**TASK ITEM:** Show all lines below holding the string "content".

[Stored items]

┄┄┄┄┄┄┄┄┄┄

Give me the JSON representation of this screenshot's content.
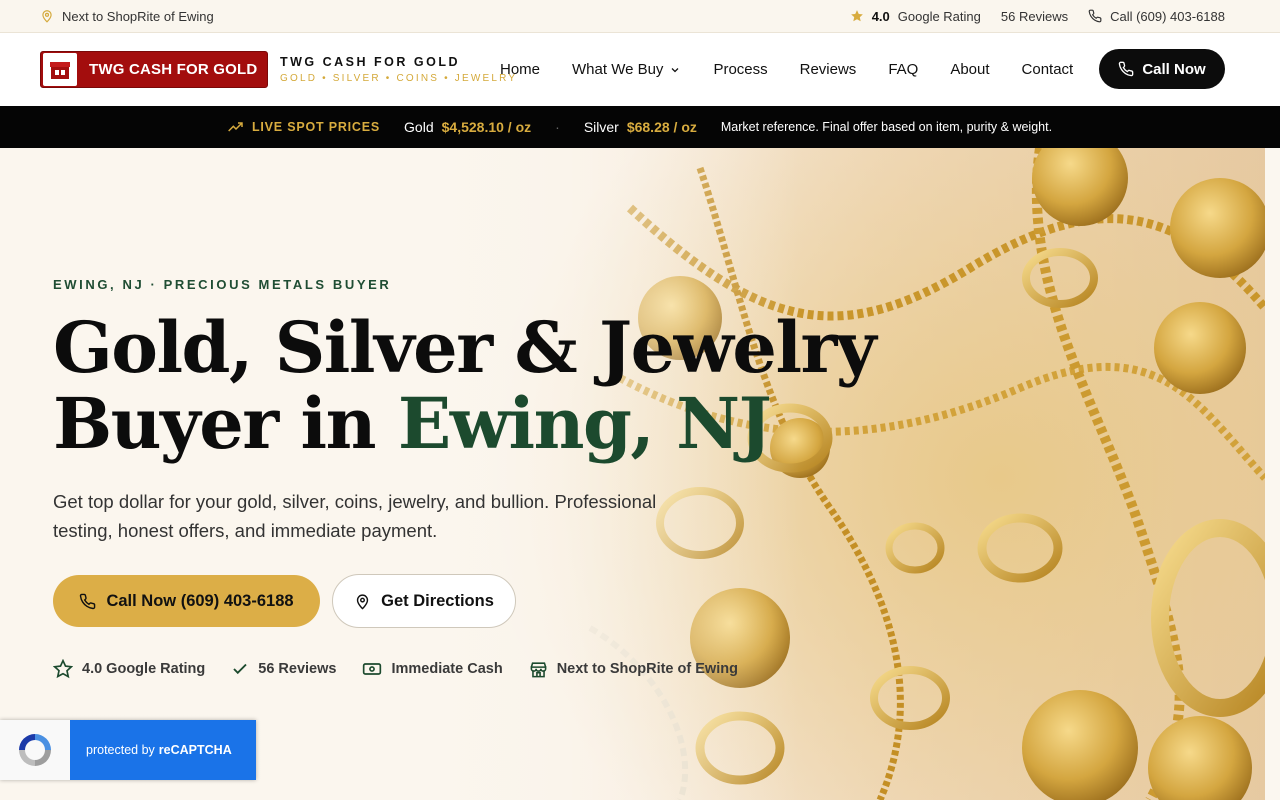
{
  "topbar": {
    "location": "Next to ShopRite of Ewing",
    "rating_value": "4.0",
    "rating_label": "Google Rating",
    "reviews": "56 Reviews",
    "phone": "Call (609) 403-6188"
  },
  "header": {
    "logo_badge": "TWG CASH FOR GOLD",
    "logo_title": "TWG CASH FOR GOLD",
    "logo_subtitle": "GOLD • SILVER • COINS • JEWELRY",
    "nav": [
      "Home",
      "What We Buy",
      "Process",
      "Reviews",
      "FAQ",
      "About",
      "Contact"
    ],
    "call_button": "Call Now"
  },
  "spotbar": {
    "label": "LIVE SPOT PRICES",
    "gold_label": "Gold",
    "gold_price": "$4,528.10 / oz",
    "separator": "·",
    "silver_label": "Silver",
    "silver_price": "$68.28 / oz",
    "note": "Market reference. Final offer based on item, purity & weight."
  },
  "hero": {
    "eyebrow": "EWING, NJ · PRECIOUS METALS BUYER",
    "headline_line1": "Gold, Silver & Jewelry",
    "headline_line2_prefix": "Buyer in ",
    "headline_line2_accent": "Ewing, NJ",
    "subtext": "Get top dollar for your gold, silver, coins, jewelry, and bullion. Professional testing, honest offers, and immediate payment.",
    "primary_button": "Call Now (609) 403-6188",
    "secondary_button": "Get Directions",
    "badges": [
      "4.0 Google Rating",
      "56 Reviews",
      "Immediate Cash",
      "Next to ShopRite of Ewing"
    ]
  },
  "recaptcha": {
    "text_prefix": "protected by",
    "text_brand": "reCAPTCHA"
  },
  "colors": {
    "brand_red": "#a30d0d",
    "gold_accent": "#dcae47",
    "green_accent": "#1c4a2e",
    "dark": "#050505"
  }
}
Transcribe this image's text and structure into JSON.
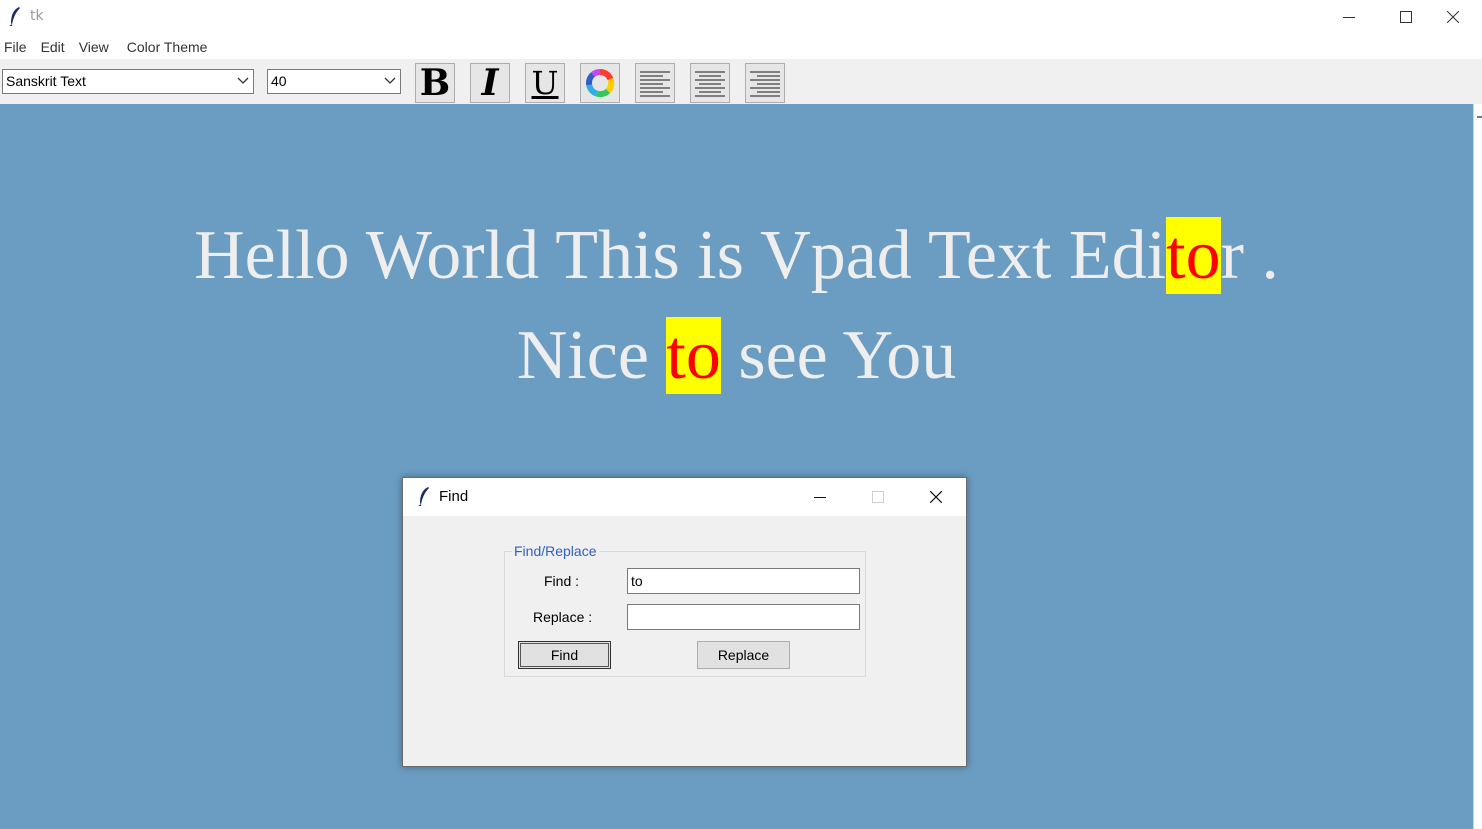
{
  "window": {
    "title": "tk",
    "controls": [
      "minimize-icon",
      "maximize-icon",
      "close-icon"
    ]
  },
  "menubar": {
    "items": [
      "File",
      "Edit",
      "View",
      "Color Theme"
    ]
  },
  "toolbar": {
    "font_family": "Sanskrit Text",
    "font_size": "40",
    "buttons": {
      "bold": "B",
      "italic": "I",
      "underline": "U"
    },
    "icons": [
      "bold-icon",
      "italic-icon",
      "underline-icon",
      "color-wheel-icon",
      "align-left-icon",
      "align-center-icon",
      "align-right-icon"
    ]
  },
  "editor": {
    "background": "#6b9dc3",
    "text_color": "#eeeeee",
    "highlight_bg": "#ffff00",
    "highlight_fg": "#ff0000",
    "line1": {
      "before": "Hello World This is Vpad Text Edi",
      "match": "to",
      "after": "r ."
    },
    "line2": {
      "before": "Nice ",
      "match": "to",
      "after": " see You"
    }
  },
  "find_dialog": {
    "title": "Find",
    "group_label": "Find/Replace",
    "find_label": "Find :",
    "find_value": "to",
    "replace_label": "Replace :",
    "replace_value": "",
    "find_button": "Find",
    "replace_button": "Replace",
    "legend_color": "#2f5fc7"
  }
}
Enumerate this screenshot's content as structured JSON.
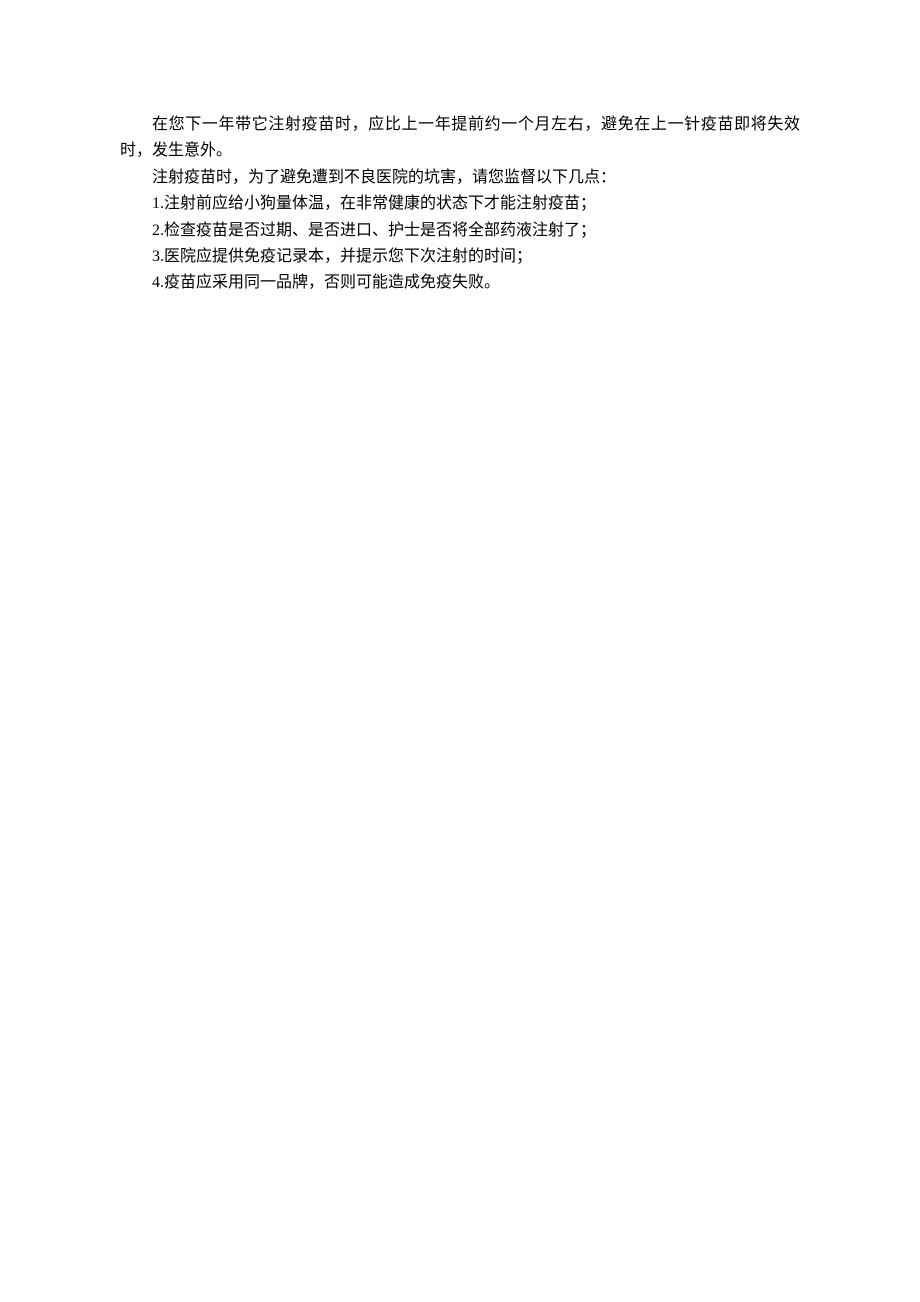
{
  "document": {
    "paragraph1": "在您下一年带它注射疫苗时，应比上一年提前约一个月左右，避免在上一针疫苗即将失效时，发生意外。",
    "paragraph2": "注射疫苗时，为了避免遭到不良医院的坑害，请您监督以下几点：",
    "items": [
      "1.注射前应给小狗量体温，在非常健康的状态下才能注射疫苗；",
      "2.检查疫苗是否过期、是否进口、护士是否将全部药液注射了；",
      "3.医院应提供免疫记录本，并提示您下次注射的时间；",
      "4.疫苗应采用同一品牌，否则可能造成免疫失败。"
    ]
  }
}
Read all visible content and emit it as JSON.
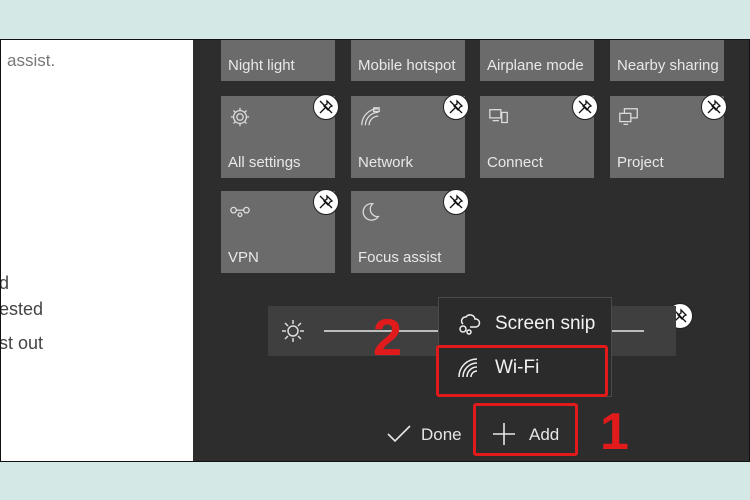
{
  "left_panel": {
    "lines": [
      "assist.",
      "d",
      "ested",
      "st out"
    ]
  },
  "tiles": [
    {
      "label": "Night light",
      "icon": "night-light-icon"
    },
    {
      "label": "Mobile hotspot",
      "icon": "hotspot-icon"
    },
    {
      "label": "Airplane mode",
      "icon": "airplane-icon"
    },
    {
      "label": "Nearby sharing",
      "icon": "share-icon"
    },
    {
      "label": "All settings",
      "icon": "gear-icon"
    },
    {
      "label": "Network",
      "icon": "network-icon"
    },
    {
      "label": "Connect",
      "icon": "connect-icon"
    },
    {
      "label": "Project",
      "icon": "project-icon"
    },
    {
      "label": "VPN",
      "icon": "vpn-icon"
    },
    {
      "label": "Focus assist",
      "icon": "moon-icon"
    }
  ],
  "brightness": {
    "icon": "sun-icon"
  },
  "add_menu": {
    "items": [
      {
        "label": "Screen snip",
        "icon": "screen-snip-icon"
      },
      {
        "label": "Wi-Fi",
        "icon": "wifi-icon"
      }
    ]
  },
  "actions": {
    "done_label": "Done",
    "add_label": "Add"
  },
  "annotations": {
    "step_1": "1",
    "step_2": "2",
    "color": "#e11b1b"
  },
  "colors": {
    "background": "#d4e8e5",
    "panel": "#2d2d2d",
    "tile": "#6b6b6b"
  }
}
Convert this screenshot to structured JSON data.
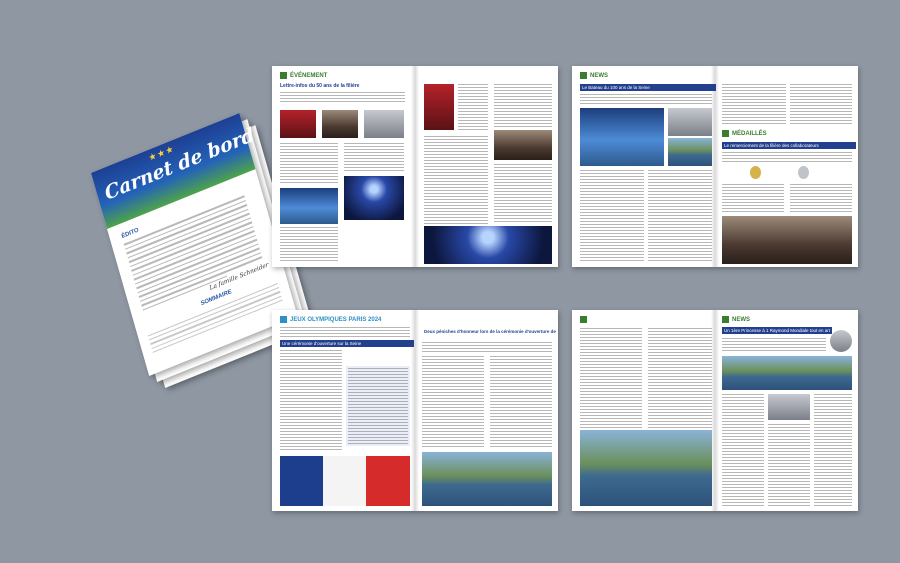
{
  "cover": {
    "title": "Carnet de bord",
    "edito": "ÉDITO",
    "signature": "La famille Schneider",
    "sommaire": "SOMMAIRE"
  },
  "spreads": [
    {
      "id": "evenement",
      "section": "ÉVÉNEMENT",
      "headline": "Lettre-infos du 50 ans de la filière"
    },
    {
      "id": "news-1",
      "section": "NEWS",
      "headline": "Le Bateau du 100 ans de la Seine",
      "section2": "MÉDAILLÉS",
      "headline2": "Le remerciement de la filière des collaborateurs"
    },
    {
      "id": "jo",
      "section": "JEUX OLYMPIQUES PARIS 2024",
      "headline": "Une cérémonie d'ouverture sur la Seine",
      "headline2": "Deux péniches d'honneur lors de la cérémonie d'ouverture des JO de Paris"
    },
    {
      "id": "news-2",
      "section": "NEWS",
      "headline": "Un 1ère Princesse à 1 Raymond Mondiale tout en art"
    }
  ],
  "colors": {
    "background": "#8e97a2",
    "brand_blue": "#22408f",
    "section_green": "#3a7d2e"
  }
}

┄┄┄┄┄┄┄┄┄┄

**SOLUTION FOR THIS PROBLEM:**
Give me the JSON representation of this screenshot's content.
Enumerate this screenshot's content as structured JSON.
Read all visible content and emit it as JSON.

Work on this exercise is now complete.